Driver Tiredness and Fatigue

When was the last time you drove somewhere, say to work, and after you arrived you could not recall the journey that you had just taken?

Driver fatigue, or tiredness, complacency and inattention are a major cause of crashes and it’s easy to see why. It’s all too easy for drivers who travel the same routes, every day or who perform the same daily tasks to ‘switch off’. We often take a journey for granted, thinking about last night’s big game, the latest episode of their favourite box set or the agenda for the day ahead. This inattention can lead to speeding, failing to see a young child stepping off the pavement or the motorcyclist approaching as you pull out from a junction. Remember, failing to look properly is THE major cause of crashes.

Our advice is firstly, think about the nature of your journey. Is it really necessary for you to use your car, for example on the school run? The morning and afternoon peak times outside of schools present the greatest danger to children. Whether this is through the high volume of traffic or cars parking illegally on zig-zag road markings. The harmful effects on childrens’ health due to air pollution from vehicle exhaust fumes is also a hazard.

Stay Alert

Secondly, if you must use your car, consider varying the route that you use. This has a number of benefits – it can keep you alert to a new environment and hazards and is also useful should there be a road closure on one of your routes.

When did you last drive after a bad night’s sleep and felt tired when getting behind the wheel?
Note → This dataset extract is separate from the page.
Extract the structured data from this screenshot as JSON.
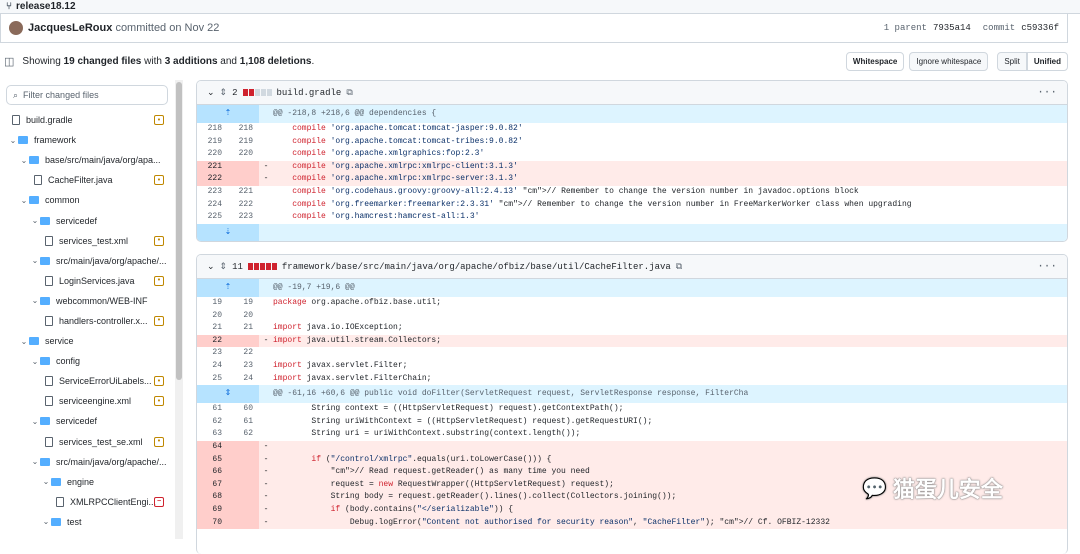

The effects of fatigue are often compared to those of alcohol. Driving requires a driver to multi-task and employ a high level of concentration. People who are tired simply cannot perform as well as those who are rested and alert. In this state drivers become unwilling to engage in a physical and mental activity. Their judgement of their own abilities becomes impaired. For example, they believe that they can continue to the next motorway services rather than stop at the nearest one, they can make the journey into work as they do it every day.

Fatigue is the precursor to drowsiness and it is during the fatigue stage that a driver has the opportunity to act and prevent a potential crash. However, if they fail to do so, there is a high risk that they will be involved in a collision or other incident in which their life and that of others is put at risk.

Our advice to help combat driver tiredness is:

  • Incorporate a break into any journeys, particularly long ones
  • Stop and take a power nap. It’s like a ‘rapid charge’ and need only take 10 minutes
  • Change your environment. Get out of your car, take a walk, have a cup of tea or coffee.
  • Ensure that you have a good sleeping pattern and are well rested
  • Avoid the overuse of caffeine during the day and evening – it may affect the quality of your sleep
  • People are often most drowsy after lunch so pre-plan any journeys and breaks to take account of this

Finally, consider the stopping distances contained in the Highway Code (when did you last read it?). Stopping distance is divided into braking and thinking distances.

For example at 30 mph:

Braking distance – 14 metres (car with brakes in good condition, dry road)
Thinking distance – 9 metres (driver alert, concentrating, not distracted)
= stopping distance of 23 metres

However, a tired driver or one distracted by say, a hands-free phone conversation or one who was drinking or smoking might take a couple of more seconds to react and brake. In 2 seconds, driving at 30 mph, that driver will have travelled an extra 26 metres – over double the stopping distance. The result, a car crash, a badly injured pedestrian or worse.

Drivers – take your driving seriously and remember, 100% concentration – 100% of the time.